By Jian Xu
Modern Chinese Literature and Culture, vol. 16, no. 1 (Spring 2004), pp. 114-152
This essay rereads four master works of fiction by Lu Xun, Mao Dun, Xiao Hong, and Lao She to open up an ethical space that is inherent in the works but much neglected by critical scholarship. By loosening up the established interpretive perspectives on these works, it tries to tease out a textual surplus that is recalcitrant to the dominant mode of reading and therefore suppressed by it. This textual surplus inhabits the working body and challenges a certain kind of ideology critique that seems politically savvy but ethically irresponsible. In its attempt to fix the meanings of the above texts, this ideology critique appropriates the working body and turns it into a self-consolidating other. As a result, the working body, which has been created with tenderness and respect by the master authors of modern China, and whose ruin is meant to be a powerful indictment against the dark social political condition, is lost to contempt and scorn. With it, goes also a fine fabric of modern Chinese fiction.
The writer of this insurgent reading wants to show that the literary quality of multiple meanings need not be limited to Western literature but denied to “third-world literatures.” He foregrounds the ethical position of those modern authors with regard to the subaltern other and argues that the reason why the ethical has not received due attention is that the contemporary critics/scholars, the writer of the article himself included, tend to be unaware of their own transcendent position when passing judgment on the world.
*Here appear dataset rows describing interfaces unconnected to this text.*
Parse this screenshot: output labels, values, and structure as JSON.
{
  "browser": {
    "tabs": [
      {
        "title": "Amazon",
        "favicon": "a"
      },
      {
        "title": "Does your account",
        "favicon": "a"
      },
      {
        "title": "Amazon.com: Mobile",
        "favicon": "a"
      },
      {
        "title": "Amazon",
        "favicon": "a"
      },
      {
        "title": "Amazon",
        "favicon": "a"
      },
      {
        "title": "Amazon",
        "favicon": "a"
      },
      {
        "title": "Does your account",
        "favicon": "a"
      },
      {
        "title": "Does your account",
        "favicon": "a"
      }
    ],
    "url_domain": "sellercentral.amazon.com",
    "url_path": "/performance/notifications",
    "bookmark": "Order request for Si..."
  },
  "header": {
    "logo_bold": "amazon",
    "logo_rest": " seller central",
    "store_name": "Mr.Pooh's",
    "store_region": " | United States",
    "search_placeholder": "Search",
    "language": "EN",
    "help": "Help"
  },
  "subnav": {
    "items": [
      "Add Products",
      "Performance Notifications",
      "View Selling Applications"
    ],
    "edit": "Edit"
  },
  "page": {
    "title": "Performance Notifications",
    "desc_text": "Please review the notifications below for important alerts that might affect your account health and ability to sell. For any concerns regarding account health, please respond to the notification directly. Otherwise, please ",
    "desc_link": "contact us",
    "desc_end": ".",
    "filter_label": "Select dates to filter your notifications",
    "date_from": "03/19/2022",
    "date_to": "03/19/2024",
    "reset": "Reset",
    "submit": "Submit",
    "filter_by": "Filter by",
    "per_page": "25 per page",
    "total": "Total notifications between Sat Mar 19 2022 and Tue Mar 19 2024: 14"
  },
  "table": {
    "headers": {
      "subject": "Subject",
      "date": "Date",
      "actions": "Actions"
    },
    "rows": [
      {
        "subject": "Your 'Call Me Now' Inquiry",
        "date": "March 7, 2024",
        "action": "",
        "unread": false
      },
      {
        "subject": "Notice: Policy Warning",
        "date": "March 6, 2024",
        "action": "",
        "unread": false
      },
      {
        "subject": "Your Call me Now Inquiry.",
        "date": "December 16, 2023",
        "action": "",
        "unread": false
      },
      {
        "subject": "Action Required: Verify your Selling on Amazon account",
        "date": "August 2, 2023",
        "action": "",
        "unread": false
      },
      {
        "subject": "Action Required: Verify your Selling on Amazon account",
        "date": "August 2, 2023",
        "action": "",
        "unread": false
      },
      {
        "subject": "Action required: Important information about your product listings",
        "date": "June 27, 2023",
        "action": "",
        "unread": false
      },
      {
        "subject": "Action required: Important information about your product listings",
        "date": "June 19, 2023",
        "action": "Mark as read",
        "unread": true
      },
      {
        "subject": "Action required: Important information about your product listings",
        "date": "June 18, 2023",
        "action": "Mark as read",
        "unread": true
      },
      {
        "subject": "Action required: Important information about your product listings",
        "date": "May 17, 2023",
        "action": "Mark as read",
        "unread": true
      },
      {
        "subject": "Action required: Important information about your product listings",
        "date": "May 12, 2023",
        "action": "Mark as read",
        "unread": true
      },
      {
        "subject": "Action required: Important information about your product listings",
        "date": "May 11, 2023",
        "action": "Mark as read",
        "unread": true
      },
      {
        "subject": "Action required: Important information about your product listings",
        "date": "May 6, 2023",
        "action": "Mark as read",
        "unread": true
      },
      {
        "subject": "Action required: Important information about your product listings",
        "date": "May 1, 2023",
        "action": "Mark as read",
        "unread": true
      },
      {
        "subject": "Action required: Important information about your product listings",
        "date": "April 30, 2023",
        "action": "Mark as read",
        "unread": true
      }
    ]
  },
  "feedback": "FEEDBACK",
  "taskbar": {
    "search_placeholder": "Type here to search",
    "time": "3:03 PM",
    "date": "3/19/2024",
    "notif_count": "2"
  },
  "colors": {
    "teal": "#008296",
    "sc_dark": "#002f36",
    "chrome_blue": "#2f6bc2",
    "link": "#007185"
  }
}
This position, left unexamined, may impoverish modern Chinese fiction, because it makes us so easy to announce the ideological backwardness of all that gives rise to pathos, lyricism, and the joy and dignity of human labor.